“Serrin,” a male voice said tonelessly beside him.
“Your book has some interesting ideas.”
“I think so, yeah,” Serrin replied, suspicious of the stranger who was sitting at the bar not drinking.
“Do you really think there is a civilisation living in the desert?”
“I think it’s possible and the constant denial or refusal to entertain the idea is dangerous.”
“And if you had the funding to travel into the desert?”
“I would leave tomorrow. I don’t know what I’d find, but I would put money on something unexpected.”
“I might be able to help you with that,” the stranger said handing Serrin a small business card which was printed with ‘kle consultants’ and a phone number. Serrin looked up at where the man had been sitting, but he had already gone.
After a long sequence of back and forth phone calls which, according to the various people on the other end, were a vetting system, Serrin finally got an address to meet with the reclusive leader of the organisation, the person known as KLE.

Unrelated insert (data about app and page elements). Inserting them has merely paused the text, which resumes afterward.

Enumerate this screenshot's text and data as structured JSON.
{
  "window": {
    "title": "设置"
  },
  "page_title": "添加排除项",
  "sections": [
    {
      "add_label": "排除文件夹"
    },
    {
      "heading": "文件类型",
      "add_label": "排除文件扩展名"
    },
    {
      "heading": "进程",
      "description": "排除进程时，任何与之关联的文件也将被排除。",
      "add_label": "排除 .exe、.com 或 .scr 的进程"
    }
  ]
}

Serrin was led through a large mansion to the back yard where a large oak tree covered a significant portion of the yard in shadow. An old man sat under the tree in a reclining chair. His eyes were closed and a small grin curled on his lips. “Hello, Serrin,” he said the instant he was in earshot.
“Hi,” Serrin said slightly uneasily. “You’re KLE?”

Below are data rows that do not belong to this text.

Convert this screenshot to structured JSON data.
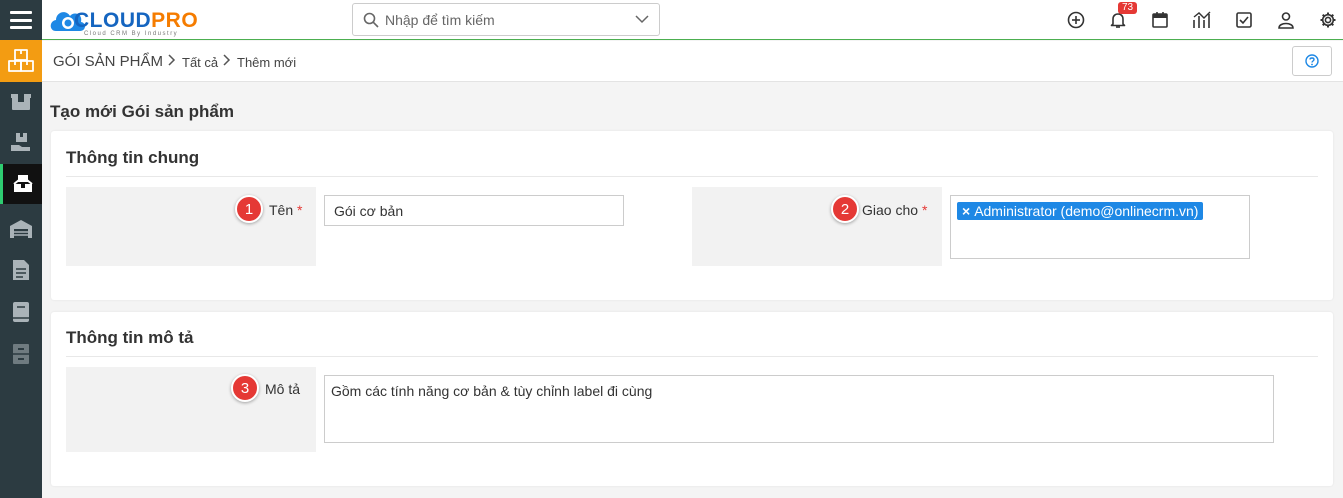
{
  "app": {
    "brand_cloud": "CLOUD",
    "brand_pro": "PRO",
    "brand_tagline": "Cloud CRM By Industry"
  },
  "search": {
    "placeholder": "Nhập để tìm kiếm"
  },
  "notifications": {
    "count": "73"
  },
  "breadcrumb": {
    "module": "GÓI SẢN PHẨM",
    "level1": "Tất cả",
    "level2": "Thêm mới"
  },
  "page": {
    "title": "Tạo mới Gói sản phẩm"
  },
  "section_general": {
    "title": "Thông tin chung",
    "name_label": "Tên",
    "name_step": "1",
    "name_value": "Gói cơ bản",
    "assign_label": "Giao cho",
    "assign_step": "2",
    "assign_chip": "Administrator (demo@onlinecrm.vn)",
    "required_mark": "*",
    "chip_remove": "×"
  },
  "section_desc": {
    "title": "Thông tin mô tả",
    "desc_label": "Mô tả",
    "desc_step": "3",
    "desc_value": "Gồm các tính năng cơ bản & tùy chỉnh label đi cùng"
  },
  "colors": {
    "rail_bg": "#2c3b41",
    "module_accent": "#f39c12",
    "chip_bg": "#1e88e5",
    "step_red": "#e53935",
    "brand_blue": "#1565c0",
    "brand_orange": "#f57c00"
  },
  "icons": {
    "rail": [
      "menu-icon",
      "packages-icon",
      "box-icon",
      "box-in-hand-icon",
      "bundle-icon",
      "warehouse-icon",
      "document-icon",
      "book-icon",
      "cabinet-icon"
    ],
    "topbar": [
      "add-circle-icon",
      "bell-icon",
      "calendar-icon",
      "chart-icon",
      "task-check-icon",
      "user-icon",
      "gear-icon"
    ]
  }
}
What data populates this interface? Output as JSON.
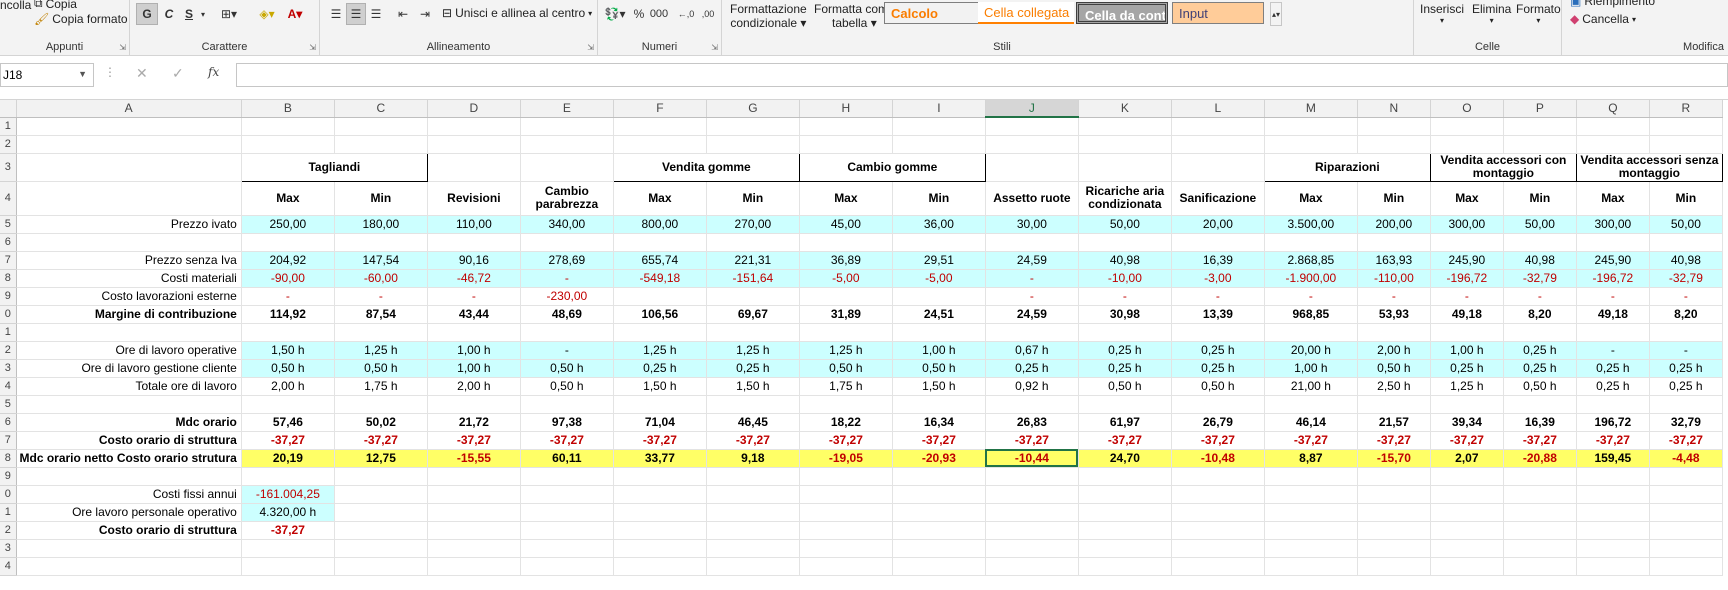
{
  "ribbon": {
    "clipboard": {
      "title": "Appunti",
      "incolla": "ncolla",
      "copia": "Copia",
      "copia_formato": "Copia formato"
    },
    "carattere": {
      "title": "Carattere",
      "g": "G",
      "c": "C",
      "s": "S"
    },
    "allineamento": {
      "title": "Allineamento",
      "unisci": "Unisci e allinea al centro"
    },
    "numeri": {
      "title": "Numeri",
      "percent": "%",
      "thousands": "000",
      "inc": "←,0",
      "dec": ",00"
    },
    "stili": {
      "title": "Stili",
      "formattazione": "Formattazione",
      "condizionale": "condizionale",
      "formatta": "Formatta come",
      "tabella": "tabella",
      "calcolo": "Calcolo",
      "cella_collegata": "Cella collegata",
      "cella_da": "Cella da cont...",
      "input": "Input"
    },
    "celle": {
      "title": "Celle",
      "inserisci": "Inserisci",
      "elimina": "Elimina",
      "formato": "Formato"
    },
    "modifica": {
      "title": "Modifica",
      "riempimento": "Riempimento",
      "cancella": "Cancella"
    }
  },
  "formula_bar": {
    "name_box": "J18",
    "fx": "fx",
    "formula": ""
  },
  "columns": [
    "A",
    "B",
    "C",
    "D",
    "E",
    "F",
    "G",
    "H",
    "I",
    "J",
    "K",
    "L",
    "M",
    "N",
    "O",
    "P",
    "Q",
    "R"
  ],
  "selected_column": "J",
  "rows": {
    "r1": "1",
    "r2": "2",
    "r3": "3",
    "r4": "4",
    "r5": "5",
    "r6": "6",
    "r7": "7",
    "r8": "8",
    "r9": "9",
    "r10": "0",
    "r11": "1",
    "r12": "2",
    "r13": "3",
    "r14": "4",
    "r15": "5",
    "r16": "6",
    "r17": "7",
    "r18": "8",
    "r19": "9",
    "r20": "0",
    "r21": "1",
    "r22": "2",
    "r23": "3",
    "r24": "4"
  },
  "headers": {
    "tagliandi": "Tagliandi",
    "vendita_gomme": "Vendita gomme",
    "cambio_gomme": "Cambio gomme",
    "riparazioni": "Riparazioni",
    "vendita_acc_con": "Vendita accessori con montaggio",
    "vendita_acc_senza": "Vendita accessori senza montaggio",
    "max": "Max",
    "min": "Min",
    "revisioni": "Revisioni",
    "cambio_parabrezza": "Cambio parabrezza",
    "assetto_ruote": "Assetto ruote",
    "ricariche": "Ricariche aria condizionata",
    "sanificazione": "Sanificazione"
  },
  "data": {
    "prezzo_ivato": {
      "label": "Prezzo ivato",
      "v": [
        "250,00",
        "180,00",
        "110,00",
        "340,00",
        "800,00",
        "270,00",
        "45,00",
        "36,00",
        "30,00",
        "50,00",
        "20,00",
        "3.500,00",
        "200,00",
        "300,00",
        "50,00",
        "300,00",
        "50,00"
      ]
    },
    "prezzo_senza_iva": {
      "label": "Prezzo senza Iva",
      "v": [
        "204,92",
        "147,54",
        "90,16",
        "278,69",
        "655,74",
        "221,31",
        "36,89",
        "29,51",
        "24,59",
        "40,98",
        "16,39",
        "2.868,85",
        "163,93",
        "245,90",
        "40,98",
        "245,90",
        "40,98"
      ]
    },
    "costi_materiali": {
      "label": "Costi materiali",
      "v": [
        "-90,00",
        "-60,00",
        "-46,72",
        "-",
        "-549,18",
        "-151,64",
        "-5,00",
        "-5,00",
        "-",
        "-10,00",
        "-3,00",
        "-1.900,00",
        "-110,00",
        "-196,72",
        "-32,79",
        "-196,72",
        "-32,79"
      ]
    },
    "costo_lav_esterne": {
      "label": "Costo lavorazioni esterne",
      "v": [
        "-",
        "-",
        "-",
        "-230,00",
        "",
        "",
        "",
        "",
        "-",
        "-",
        "-",
        "-",
        "-",
        "-",
        "-",
        "-",
        "-"
      ]
    },
    "margine": {
      "label": "Margine di contribuzione",
      "v": [
        "114,92",
        "87,54",
        "43,44",
        "48,69",
        "106,56",
        "69,67",
        "31,89",
        "24,51",
        "24,59",
        "30,98",
        "13,39",
        "968,85",
        "53,93",
        "49,18",
        "8,20",
        "49,18",
        "8,20"
      ]
    },
    "ore_operative": {
      "label": "Ore di lavoro operative",
      "v": [
        "1,50 h",
        "1,25 h",
        "1,00 h",
        "-",
        "1,25 h",
        "1,25 h",
        "1,25 h",
        "1,00 h",
        "0,67 h",
        "0,25 h",
        "0,25 h",
        "20,00 h",
        "2,00 h",
        "1,00 h",
        "0,25 h",
        "-",
        "-"
      ]
    },
    "ore_gestione": {
      "label": "Ore di lavoro gestione cliente",
      "v": [
        "0,50 h",
        "0,50 h",
        "1,00 h",
        "0,50 h",
        "0,25 h",
        "0,25 h",
        "0,50 h",
        "0,50 h",
        "0,25 h",
        "0,25 h",
        "0,25 h",
        "1,00 h",
        "0,50 h",
        "0,25 h",
        "0,25 h",
        "0,25 h",
        "0,25 h"
      ]
    },
    "totale_ore": {
      "label": "Totale ore di lavoro",
      "v": [
        "2,00 h",
        "1,75 h",
        "2,00 h",
        "0,50 h",
        "1,50 h",
        "1,50 h",
        "1,75 h",
        "1,50 h",
        "0,92 h",
        "0,50 h",
        "0,50 h",
        "21,00 h",
        "2,50 h",
        "1,25 h",
        "0,50 h",
        "0,25 h",
        "0,25 h"
      ]
    },
    "mdc_orario": {
      "label": "Mdc orario",
      "v": [
        "57,46",
        "50,02",
        "21,72",
        "97,38",
        "71,04",
        "46,45",
        "18,22",
        "16,34",
        "26,83",
        "61,97",
        "26,79",
        "46,14",
        "21,57",
        "39,34",
        "16,39",
        "196,72",
        "32,79"
      ]
    },
    "costo_orario_struttura": {
      "label": "Costo orario di struttura",
      "v": [
        "-37,27",
        "-37,27",
        "-37,27",
        "-37,27",
        "-37,27",
        "-37,27",
        "-37,27",
        "-37,27",
        "-37,27",
        "-37,27",
        "-37,27",
        "-37,27",
        "-37,27",
        "-37,27",
        "-37,27",
        "-37,27",
        "-37,27"
      ]
    },
    "mdc_netto": {
      "label": "Mdc orario netto Costo orario strutura",
      "v": [
        "20,19",
        "12,75",
        "-15,55",
        "60,11",
        "33,77",
        "9,18",
        "-19,05",
        "-20,93",
        "-10,44",
        "24,70",
        "-10,48",
        "8,87",
        "-15,70",
        "2,07",
        "-20,88",
        "159,45",
        "-4,48"
      ]
    },
    "costi_fissi": {
      "label": "Costi fissi annui",
      "v": "-161.004,25"
    },
    "ore_personale": {
      "label": "Ore lavoro personale operativo",
      "v": "4.320,00 h"
    },
    "costo_struttura": {
      "label": "Costo orario di struttura",
      "v": "-37,27"
    }
  }
}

“And you can help me traverse the desert?”
“What are your terms?”
“Hmm, I hadn’t really considered any terms. What do you think is appropriate?”

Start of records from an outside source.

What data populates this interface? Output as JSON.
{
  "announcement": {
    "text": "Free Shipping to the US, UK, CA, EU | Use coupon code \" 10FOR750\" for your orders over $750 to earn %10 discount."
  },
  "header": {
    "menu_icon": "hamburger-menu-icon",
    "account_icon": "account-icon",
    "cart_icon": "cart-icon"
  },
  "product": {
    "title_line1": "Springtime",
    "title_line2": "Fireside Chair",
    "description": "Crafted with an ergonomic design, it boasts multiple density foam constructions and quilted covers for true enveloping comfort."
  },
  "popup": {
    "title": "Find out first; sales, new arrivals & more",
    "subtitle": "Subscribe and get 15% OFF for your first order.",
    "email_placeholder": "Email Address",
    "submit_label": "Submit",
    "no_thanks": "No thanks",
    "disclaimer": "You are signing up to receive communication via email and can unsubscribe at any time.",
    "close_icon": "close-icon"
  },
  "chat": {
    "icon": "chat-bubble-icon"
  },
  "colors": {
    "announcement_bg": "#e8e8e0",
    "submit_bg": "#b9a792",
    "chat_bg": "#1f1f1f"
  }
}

“You’re willing to help me for no return on your end?”
“Oh, I never said that. But I’m sure we can come to some arrangement upon your return.”
“I don’t see how that makes sense.”
“Are you uninterested? I’m led to believe this is something of a life goal for you.”
“No no, I’m just not used to being offered something like this. These ideas of mine aren’t exactly mainstream.”
“The opinions of others are of no concern to me. I’m just interested in seeing some ideas followed through to their conclusion. In this instance, the exploration of the desert.”
“And I would owe you something later?”
“That’s a crude way of putting it, but essentially accurate.”
“Well, if you’re serious, I have a list of things I require.”
“My assistant will introduce you to people who can assist you in whatever you need. Plus the team who will accompany you across the desert.”
“Call it part of my terms. There are half a dozen people all trained and waiting to head out. You will be the leader of the expedition. This is non-negotiable.”
“I guess I have no choice then,” Serrin said, already planning around this.
It took another six or so months before the expedition was ready to leave. Each step of the way, Serrin made sure that the public knew about it. He would do interviews and publicise everything they did to prepare for the journey, including in-depth profiles on all of KLE’s people. He hadn’t seen KLE since that afternoon under the tree, and he was trying to push his buttons; to see what would get him to say something about the expedition or Serrin’s behaviour, but despite everything Serrin did, KLE stayed quiet.
Then, seemingly out of nowhere, they were ready. The packs were packed and the team was assembled at the edge of the desert. They all said their farewells and headed out into the sand.
KLE’s people, of course, were there to ensure that when Serrin returned, he was honest about what happened out there. Serrin had added a few of his own people to the mix though, and he hoped that it was enough to make sure that his ideals weren’t compromised when they found whatever there was to find out there.